Isaac Geld, a child of Holocaust survivors who came to the U.S. when he was four and a half, expressed a similar concern. When it comes to antisemitism, “as a child of survivors, there’s that antenna that goes up,” he said. “Things have become a lot more obvious at this point. You have to be blind not to see it.”
Geld, who joined the bus from Manhattan after the one he planned to take from the Bronx was cancelled due to low turnout, worried that the bus was only half-full. “The only thing worse than not having a rally is having one that’s poorly attended,” he said.
The idea for the rally began in right-leaning circles but came to include more mainstream groups — the ADL, the American Jewish Committee, and the three largest Jewish movements were all sponsors. Organizers took pains to bill the event as a unifying one.
But on the bus, Je’Jae Daniels, an artist from Staten Island who uses the “they” pronoun, expressed discomfort with the rally organizers’ calls for unity, particularly given some of the sponsors’ hostility toward left-leaning Jewish groups, they said.
“You’re clumping a huge group of people together. We say this is one big tribe, but we’re not,” said Daniels, who came with their Israeli-Yemeni mother. “We need to find other ways to build a coalition other than our shared pain.”
A prayerful gathering
As the bus passed Jersey City, Rabbi Chayim Boruch Alevsky made his way to the front. With the microphone in one hand and his smart phone in the other, Alevsky read a traveler’s prayer in Hebrew. “In English, rabbi!” a woman shouted. He translated and then returned to his seat.
Alevsky, a rabbi at the Chabad of the West Side of Manhattan, traveled with a pair of tefillin that had belonged to Elie Wiesel, the writer and activist, and 250 sets of miniature Shabbat candles. Rally organizer Elisha Wiesel — Elie Wiesel’s son — asked Alevsky, a friend of the family, to “provide an extra mitzvah opportunity for the thousands of individuals who will be congregating for this event,” Alevsky said.
Once in Washington, on the west side of the Capitol, Alevsky and other volunteers organized tefillin stations where rallygoers gathered. They followed Lubavitcher Rebbe Menachem Mendel Schneerson’s tradition of wrapping Israeli soldiers in tefillin for spiritual protection during the Six Day War, he said.
A family affair
At the rally, Baum met her mother, a Russian immigrant who took the Brooklyn bus, and her brother’s family, who came from New Jersey.

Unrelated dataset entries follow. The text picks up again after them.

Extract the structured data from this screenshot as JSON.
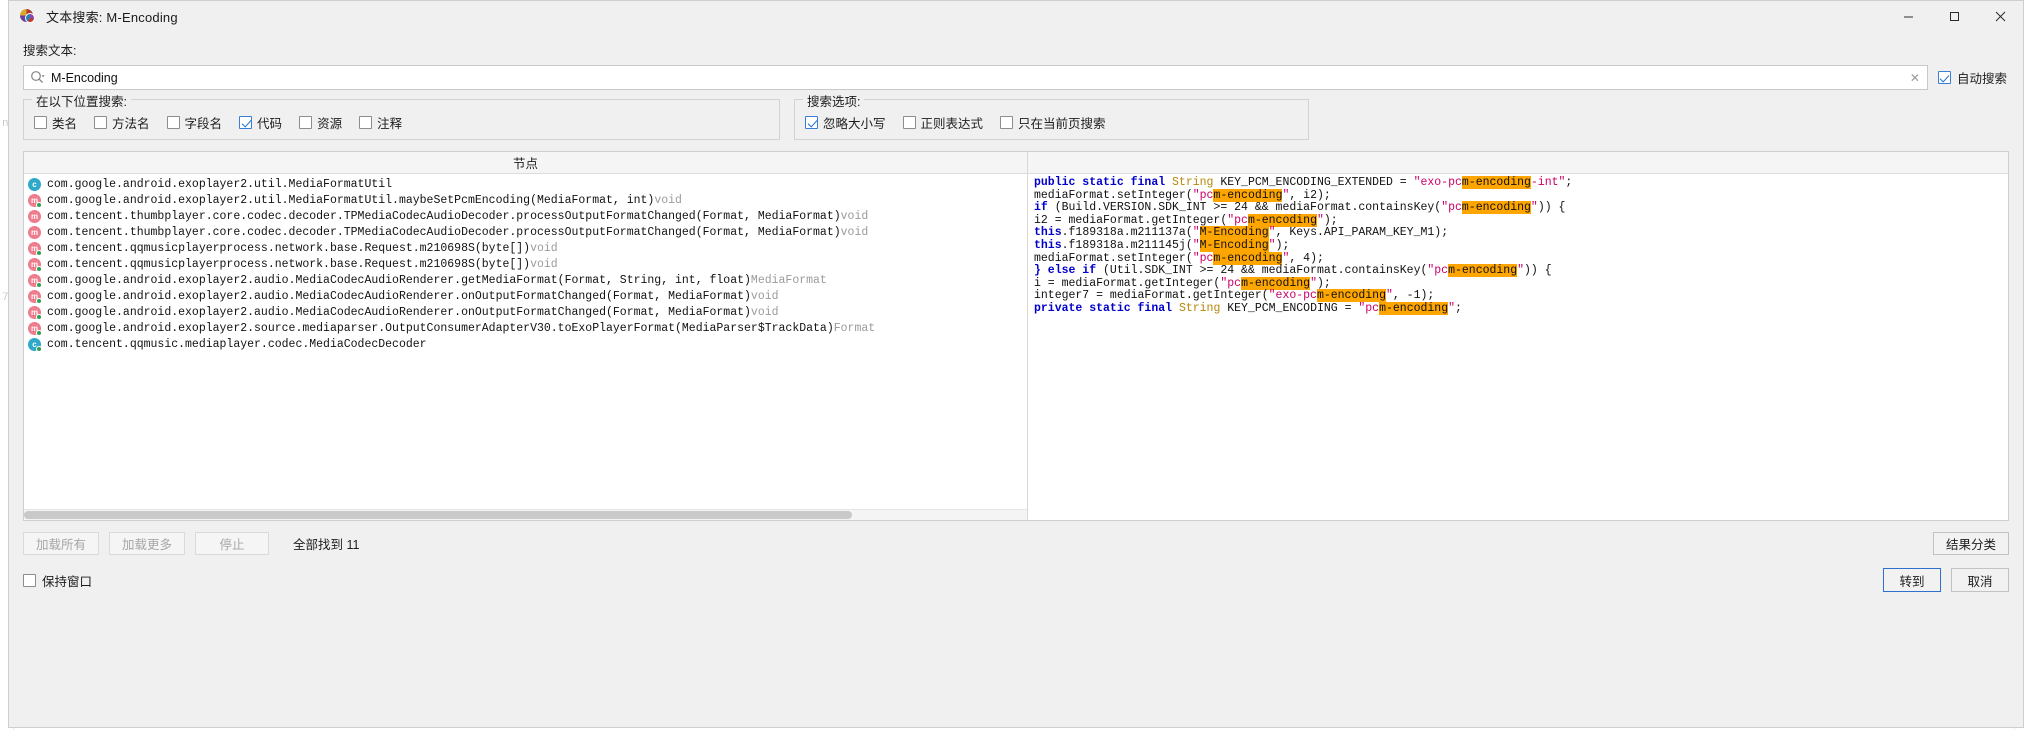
{
  "window": {
    "title": "文本搜索: M-Encoding",
    "icon": "jadx-app-icon",
    "controls": {
      "minimize": "minimize-icon",
      "maximize": "maximize-icon",
      "close": "close-icon"
    }
  },
  "search": {
    "label": "搜索文本:",
    "value": "M-Encoding",
    "icon": "search-icon",
    "clear_icon": "clear-icon",
    "auto_search_label": "自动搜索",
    "auto_search_checked": true
  },
  "locations": {
    "legend": "在以下位置搜索:",
    "items": [
      {
        "label": "类名",
        "checked": false
      },
      {
        "label": "方法名",
        "checked": false
      },
      {
        "label": "字段名",
        "checked": false
      },
      {
        "label": "代码",
        "checked": true
      },
      {
        "label": "资源",
        "checked": false
      },
      {
        "label": "注释",
        "checked": false
      }
    ]
  },
  "options": {
    "legend": "搜索选项:",
    "items": [
      {
        "label": "忽略大小写",
        "checked": true
      },
      {
        "label": "正则表达式",
        "checked": false
      },
      {
        "label": "只在当前页搜索",
        "checked": false
      }
    ]
  },
  "results": {
    "node_column_header": "节点",
    "code_column_header": "",
    "rows": [
      {
        "icon": "class-icon",
        "kind": "class",
        "badge": "none",
        "text": "com.google.android.exoplayer2.util.MediaFormatUtil",
        "ret": ""
      },
      {
        "icon": "method-icon",
        "kind": "method",
        "badge": "green",
        "text": "com.google.android.exoplayer2.util.MediaFormatUtil.maybeSetPcmEncoding(MediaFormat, int)",
        "ret": "void"
      },
      {
        "icon": "method-icon",
        "kind": "method",
        "badge": "none",
        "text": "com.tencent.thumbplayer.core.codec.decoder.TPMediaCodecAudioDecoder.processOutputFormatChanged(Format, MediaFormat)",
        "ret": "void"
      },
      {
        "icon": "method-icon",
        "kind": "method",
        "badge": "none",
        "text": "com.tencent.thumbplayer.core.codec.decoder.TPMediaCodecAudioDecoder.processOutputFormatChanged(Format, MediaFormat)",
        "ret": "void"
      },
      {
        "icon": "method-icon",
        "kind": "method",
        "badge": "green",
        "text": "com.tencent.qqmusicplayerprocess.network.base.Request.m210698S(byte[])",
        "ret": "void"
      },
      {
        "icon": "method-icon",
        "kind": "method",
        "badge": "green",
        "text": "com.tencent.qqmusicplayerprocess.network.base.Request.m210698S(byte[])",
        "ret": "void"
      },
      {
        "icon": "method-icon",
        "kind": "method",
        "badge": "green",
        "text": "com.google.android.exoplayer2.audio.MediaCodecAudioRenderer.getMediaFormat(Format, String, int, float)",
        "ret": "MediaFormat"
      },
      {
        "icon": "method-icon",
        "kind": "method",
        "badge": "green",
        "text": "com.google.android.exoplayer2.audio.MediaCodecAudioRenderer.onOutputFormatChanged(Format, MediaFormat)",
        "ret": "void"
      },
      {
        "icon": "method-icon",
        "kind": "method",
        "badge": "green",
        "text": "com.google.android.exoplayer2.audio.MediaCodecAudioRenderer.onOutputFormatChanged(Format, MediaFormat)",
        "ret": "void"
      },
      {
        "icon": "method-icon",
        "kind": "method",
        "badge": "green",
        "text": "com.google.android.exoplayer2.source.mediaparser.OutputConsumerAdapterV30.toExoPlayerFormat(MediaParser$TrackData)",
        "ret": "Format"
      },
      {
        "icon": "class-icon",
        "kind": "class",
        "badge": "green",
        "text": "com.tencent.qqmusic.mediaplayer.codec.MediaCodecDecoder",
        "ret": ""
      }
    ],
    "code_lines": [
      [
        {
          "t": "public static final ",
          "c": "kw"
        },
        {
          "t": "String ",
          "c": "typ"
        },
        {
          "t": "KEY_PCM_ENCODING_EXTENDED = ",
          "c": "pln"
        },
        {
          "t": "\"exo-pc",
          "c": "str"
        },
        {
          "t": "m-encoding",
          "c": "hl"
        },
        {
          "t": "-int\"",
          "c": "str"
        },
        {
          "t": ";",
          "c": "pln"
        }
      ],
      [
        {
          "t": "mediaFormat.setInteger(",
          "c": "pln"
        },
        {
          "t": "\"pc",
          "c": "str"
        },
        {
          "t": "m-encoding",
          "c": "hl"
        },
        {
          "t": "\"",
          "c": "str"
        },
        {
          "t": ", i2);",
          "c": "pln"
        }
      ],
      [
        {
          "t": "if ",
          "c": "kw"
        },
        {
          "t": "(Build.VERSION.SDK_INT >= 24 && mediaFormat.containsKey(",
          "c": "pln"
        },
        {
          "t": "\"pc",
          "c": "str"
        },
        {
          "t": "m-encoding",
          "c": "hl"
        },
        {
          "t": "\"",
          "c": "str"
        },
        {
          "t": ")) {",
          "c": "pln"
        }
      ],
      [
        {
          "t": "i2 = mediaFormat.getInteger(",
          "c": "pln"
        },
        {
          "t": "\"pc",
          "c": "str"
        },
        {
          "t": "m-encoding",
          "c": "hl"
        },
        {
          "t": "\"",
          "c": "str"
        },
        {
          "t": ");",
          "c": "pln"
        }
      ],
      [
        {
          "t": "this",
          "c": "kw"
        },
        {
          "t": ".f189318a.m211137a(",
          "c": "pln"
        },
        {
          "t": "\"",
          "c": "str"
        },
        {
          "t": "M-Encoding",
          "c": "hl"
        },
        {
          "t": "\"",
          "c": "str"
        },
        {
          "t": ", Keys.API_PARAM_KEY_M1);",
          "c": "pln"
        }
      ],
      [
        {
          "t": "this",
          "c": "kw"
        },
        {
          "t": ".f189318a.m211145j(",
          "c": "pln"
        },
        {
          "t": "\"",
          "c": "str"
        },
        {
          "t": "M-Encoding",
          "c": "hl"
        },
        {
          "t": "\"",
          "c": "str"
        },
        {
          "t": ");",
          "c": "pln"
        }
      ],
      [
        {
          "t": "mediaFormat.setInteger(",
          "c": "pln"
        },
        {
          "t": "\"pc",
          "c": "str"
        },
        {
          "t": "m-encoding",
          "c": "hl"
        },
        {
          "t": "\"",
          "c": "str"
        },
        {
          "t": ", 4);",
          "c": "pln"
        }
      ],
      [
        {
          "t": "} else if ",
          "c": "kw"
        },
        {
          "t": "(Util.SDK_INT >= 24 && mediaFormat.containsKey(",
          "c": "pln"
        },
        {
          "t": "\"pc",
          "c": "str"
        },
        {
          "t": "m-encoding",
          "c": "hl"
        },
        {
          "t": "\"",
          "c": "str"
        },
        {
          "t": ")) {",
          "c": "pln"
        }
      ],
      [
        {
          "t": "i = mediaFormat.getInteger(",
          "c": "pln"
        },
        {
          "t": "\"pc",
          "c": "str"
        },
        {
          "t": "m-encoding",
          "c": "hl"
        },
        {
          "t": "\"",
          "c": "str"
        },
        {
          "t": ");",
          "c": "pln"
        }
      ],
      [
        {
          "t": "integer7 = mediaFormat.getInteger(",
          "c": "pln"
        },
        {
          "t": "\"exo-pc",
          "c": "str"
        },
        {
          "t": "m-encoding",
          "c": "hl"
        },
        {
          "t": "\"",
          "c": "str"
        },
        {
          "t": ", -1);",
          "c": "pln"
        }
      ],
      [
        {
          "t": "private static final ",
          "c": "kw"
        },
        {
          "t": "String ",
          "c": "typ"
        },
        {
          "t": "KEY_PCM_ENCODING = ",
          "c": "pln"
        },
        {
          "t": "\"pc",
          "c": "str"
        },
        {
          "t": "m-encoding",
          "c": "hl"
        },
        {
          "t": "\"",
          "c": "str"
        },
        {
          "t": ";",
          "c": "pln"
        }
      ]
    ]
  },
  "footer": {
    "load_all_label": "加载所有",
    "load_more_label": "加载更多",
    "stop_label": "停止",
    "found_label": "全部找到",
    "found_count": "11",
    "classify_label": "结果分类",
    "keep_window_label": "保持窗口",
    "keep_window_checked": false,
    "goto_label": "转到",
    "cancel_label": "取消"
  },
  "colors": {
    "accent": "#3a7fd5",
    "highlight": "#ffa500",
    "keyword": "#0000cc",
    "string": "#cc0066",
    "type": "#b8860b"
  }
}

Baum, who came to the 2002 rally as a high schooler, was happy to show her niece and nephew what standing against antisemitism looks like but was disappointed by the turnout, she said. “I think because of assimilation, a lot of Jews have gotten too comfortable.”
Eric and Miriam Wachter, a couple from Bethesda, Maryland, brought their two and four-year-old sons in a stroller. Parked under a tree, the boys slept with signs that read “I should feel safe at synagogue” and “I should feel safe at school” resting above their heads.
“Our synagogue where they go to preschool was vandalized,” Miriam Wachter said. “We want them to see that we stand up for hatred against anyone and against ourselves.”
While a crowd gathered in front of the stage, clusters of people sat on picnic blankets or stood in the pockets of shade. Two older couples from Fredericksburg, Vir., brought folding chairs, umbrellas and snacks.
“I marched for Soviet Refuseniks in the seventies, then I married one,” Olivia Dolgin, one of the women, said, referring to her husband, Ben. “I’m sick of this.”
On the bus to the rally against antisemitism, passengers share fears and prayers